### What you will do
Since pictures are not wanted in the copy, output only the rest of each record exactly.

(Recorded data)
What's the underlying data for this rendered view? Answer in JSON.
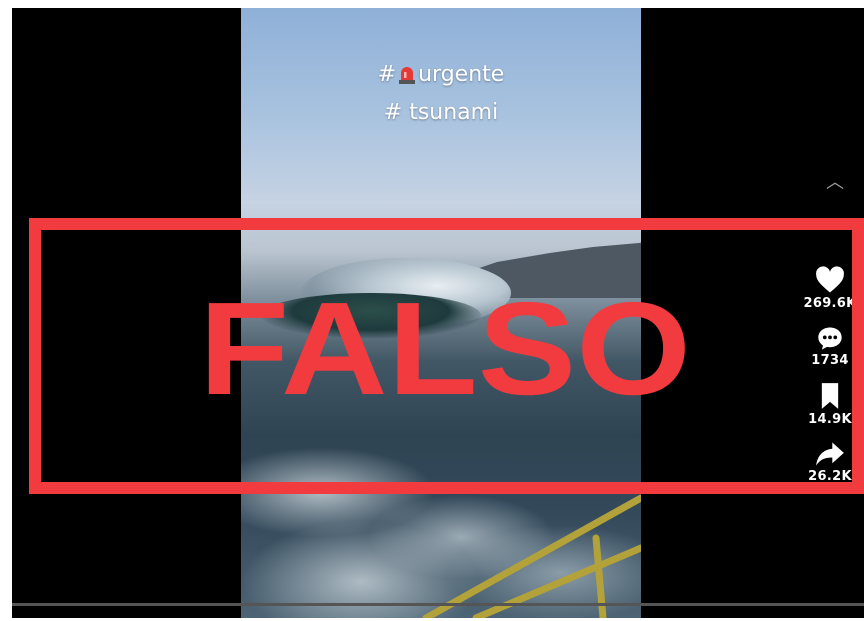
{
  "video": {
    "hashtag_line_1_prefix": "#",
    "hashtag_line_1_word": "urgente",
    "hashtag_line_2": "# tsunami"
  },
  "actions": {
    "likes": "269.6K",
    "comments": "1734",
    "saves": "14.9K",
    "shares": "26.2K"
  },
  "stamp": {
    "label": "FALSO",
    "color": "#f23b3f"
  },
  "icons": [
    "siren-icon",
    "chevron-up-icon",
    "heart-icon",
    "comment-icon",
    "bookmark-icon",
    "share-icon"
  ]
}
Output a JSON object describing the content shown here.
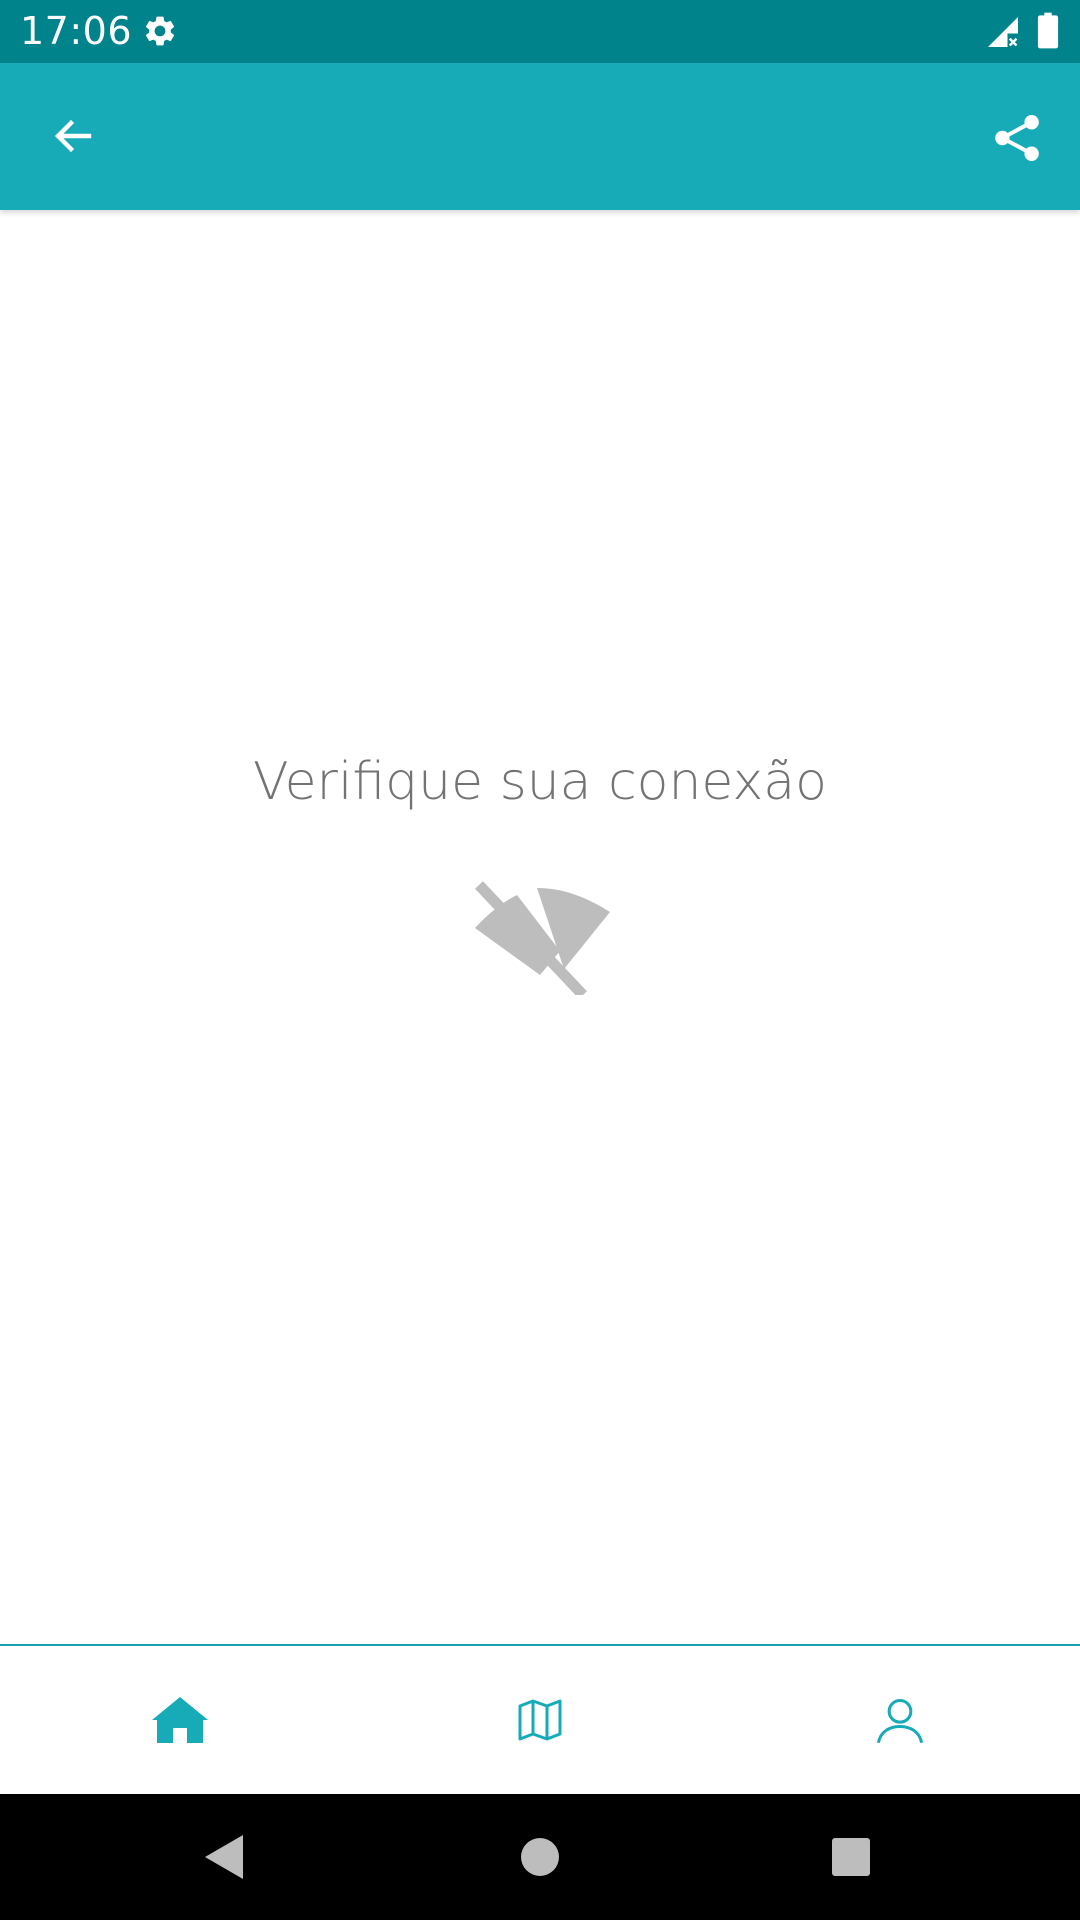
{
  "status_bar": {
    "time": "17:06",
    "icons": [
      "settings-gear-icon",
      "signal-no-data-icon",
      "battery-full-icon"
    ]
  },
  "app_bar": {
    "back_icon": "arrow-left-icon",
    "share_icon": "share-icon"
  },
  "content": {
    "message": "Verifique sua conexão",
    "icon": "wifi-off-icon"
  },
  "bottom_nav": {
    "items": [
      {
        "icon": "home-icon",
        "active": true
      },
      {
        "icon": "map-icon",
        "active": false
      },
      {
        "icon": "person-icon",
        "active": false
      }
    ]
  },
  "system_nav": {
    "icons": [
      "back-triangle-icon",
      "home-circle-icon",
      "recents-square-icon"
    ]
  },
  "colors": {
    "status_bar": "#00838a",
    "app_bar": "#17abb8",
    "accent": "#17abb8",
    "message_text": "#737373",
    "icon_gray": "#bdbdbd"
  }
}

### Solution for this exercise
What's the underlying data for this rendered view? Answer in JSON.
{
  "video": {
    "hashtag_line_1_prefix": "#",
    "hashtag_line_1_word": "urgente",
    "hashtag_line_2": "# tsunami"
  },
  "actions": {
    "likes": "269.6K",
    "comments": "1734",
    "saves": "14.9K",
    "shares": "26.2K"
  },
  "stamp": {
    "label": "FALSO",
    "color": "#f23b3f"
  },
  "icons": [
    "siren-icon",
    "chevron-up-icon",
    "heart-icon",
    "comment-icon",
    "bookmark-icon",
    "share-icon"
  ]
}
Output a JSON object describing the content shown here.
{
  "status_bar": {
    "time": "17:06",
    "icons": [
      "settings-gear-icon",
      "signal-no-data-icon",
      "battery-full-icon"
    ]
  },
  "app_bar": {
    "back_icon": "arrow-left-icon",
    "share_icon": "share-icon"
  },
  "content": {
    "message": "Verifique sua conexão",
    "icon": "wifi-off-icon"
  },
  "bottom_nav": {
    "items": [
      {
        "icon": "home-icon",
        "active": true
      },
      {
        "icon": "map-icon",
        "active": false
      },
      {
        "icon": "person-icon",
        "active": false
      }
    ]
  },
  "system_nav": {
    "icons": [
      "back-triangle-icon",
      "home-circle-icon",
      "recents-square-icon"
    ]
  },
  "colors": {
    "status_bar": "#00838a",
    "app_bar": "#17abb8",
    "accent": "#17abb8",
    "message_text": "#737373",
    "icon_gray": "#bdbdbd"
  }
}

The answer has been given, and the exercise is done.